Start of Dataset excerpts

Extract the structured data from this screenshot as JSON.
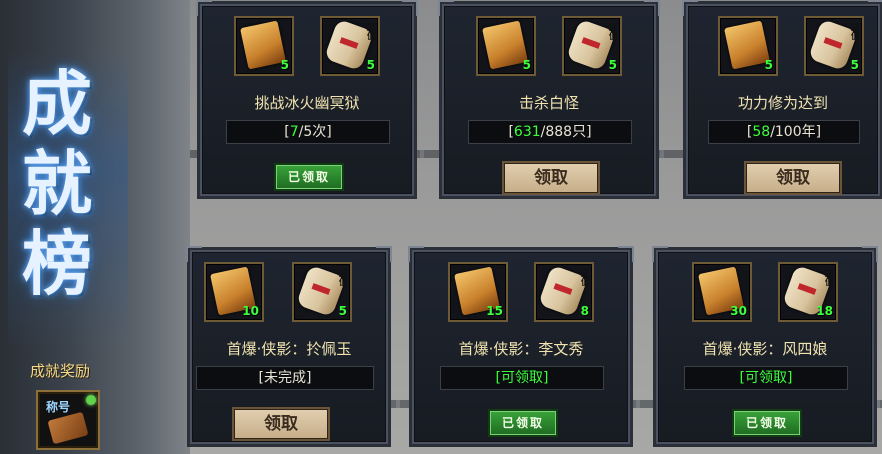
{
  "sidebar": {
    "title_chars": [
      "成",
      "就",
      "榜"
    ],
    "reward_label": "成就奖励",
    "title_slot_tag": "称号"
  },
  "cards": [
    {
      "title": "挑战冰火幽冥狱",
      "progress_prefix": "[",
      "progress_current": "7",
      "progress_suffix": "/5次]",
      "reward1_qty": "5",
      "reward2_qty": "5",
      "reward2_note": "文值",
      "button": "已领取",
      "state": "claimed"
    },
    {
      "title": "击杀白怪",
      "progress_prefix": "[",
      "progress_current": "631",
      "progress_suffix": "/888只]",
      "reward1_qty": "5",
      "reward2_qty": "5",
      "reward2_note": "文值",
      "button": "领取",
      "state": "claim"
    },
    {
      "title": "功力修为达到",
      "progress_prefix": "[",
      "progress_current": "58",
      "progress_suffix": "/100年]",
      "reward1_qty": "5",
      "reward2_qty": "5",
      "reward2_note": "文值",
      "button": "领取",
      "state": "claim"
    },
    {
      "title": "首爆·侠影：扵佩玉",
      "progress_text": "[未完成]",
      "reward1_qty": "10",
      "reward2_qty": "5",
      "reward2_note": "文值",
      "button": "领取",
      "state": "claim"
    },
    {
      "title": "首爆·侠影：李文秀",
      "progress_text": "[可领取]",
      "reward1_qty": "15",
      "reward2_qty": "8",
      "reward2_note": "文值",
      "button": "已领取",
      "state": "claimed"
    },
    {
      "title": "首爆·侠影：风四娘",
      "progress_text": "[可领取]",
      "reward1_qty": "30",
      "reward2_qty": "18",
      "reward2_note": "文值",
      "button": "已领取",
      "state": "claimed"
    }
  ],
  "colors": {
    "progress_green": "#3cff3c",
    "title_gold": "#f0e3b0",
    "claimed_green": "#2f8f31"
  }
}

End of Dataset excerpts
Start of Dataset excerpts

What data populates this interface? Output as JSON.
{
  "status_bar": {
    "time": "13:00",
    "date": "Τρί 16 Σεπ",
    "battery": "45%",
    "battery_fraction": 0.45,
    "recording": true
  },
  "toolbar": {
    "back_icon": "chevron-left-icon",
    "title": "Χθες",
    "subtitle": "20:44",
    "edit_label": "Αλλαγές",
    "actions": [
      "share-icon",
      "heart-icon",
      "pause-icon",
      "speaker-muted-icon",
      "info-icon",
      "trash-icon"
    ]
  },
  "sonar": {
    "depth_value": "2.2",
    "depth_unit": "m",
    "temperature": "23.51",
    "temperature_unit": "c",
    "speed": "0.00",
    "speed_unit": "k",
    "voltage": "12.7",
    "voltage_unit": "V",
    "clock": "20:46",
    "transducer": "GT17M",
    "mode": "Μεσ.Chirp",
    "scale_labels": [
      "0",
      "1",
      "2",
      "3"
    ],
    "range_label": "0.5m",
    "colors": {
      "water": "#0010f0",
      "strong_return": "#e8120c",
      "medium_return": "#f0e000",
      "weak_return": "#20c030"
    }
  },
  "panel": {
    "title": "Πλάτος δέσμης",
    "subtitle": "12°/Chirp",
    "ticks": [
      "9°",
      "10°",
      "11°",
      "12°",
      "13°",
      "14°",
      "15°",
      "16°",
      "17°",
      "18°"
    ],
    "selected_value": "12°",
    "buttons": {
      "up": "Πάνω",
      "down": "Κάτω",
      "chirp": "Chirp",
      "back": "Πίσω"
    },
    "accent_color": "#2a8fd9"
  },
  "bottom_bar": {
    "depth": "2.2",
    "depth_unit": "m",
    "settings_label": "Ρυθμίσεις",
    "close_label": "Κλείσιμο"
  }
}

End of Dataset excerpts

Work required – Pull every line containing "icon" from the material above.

Solution for this exercise –
    "back_icon": "chevron-left-icon",
      "share-icon",
      "heart-icon",
      "pause-icon",
      "speaker-muted-icon",
      "info-icon",
      "trash-icon"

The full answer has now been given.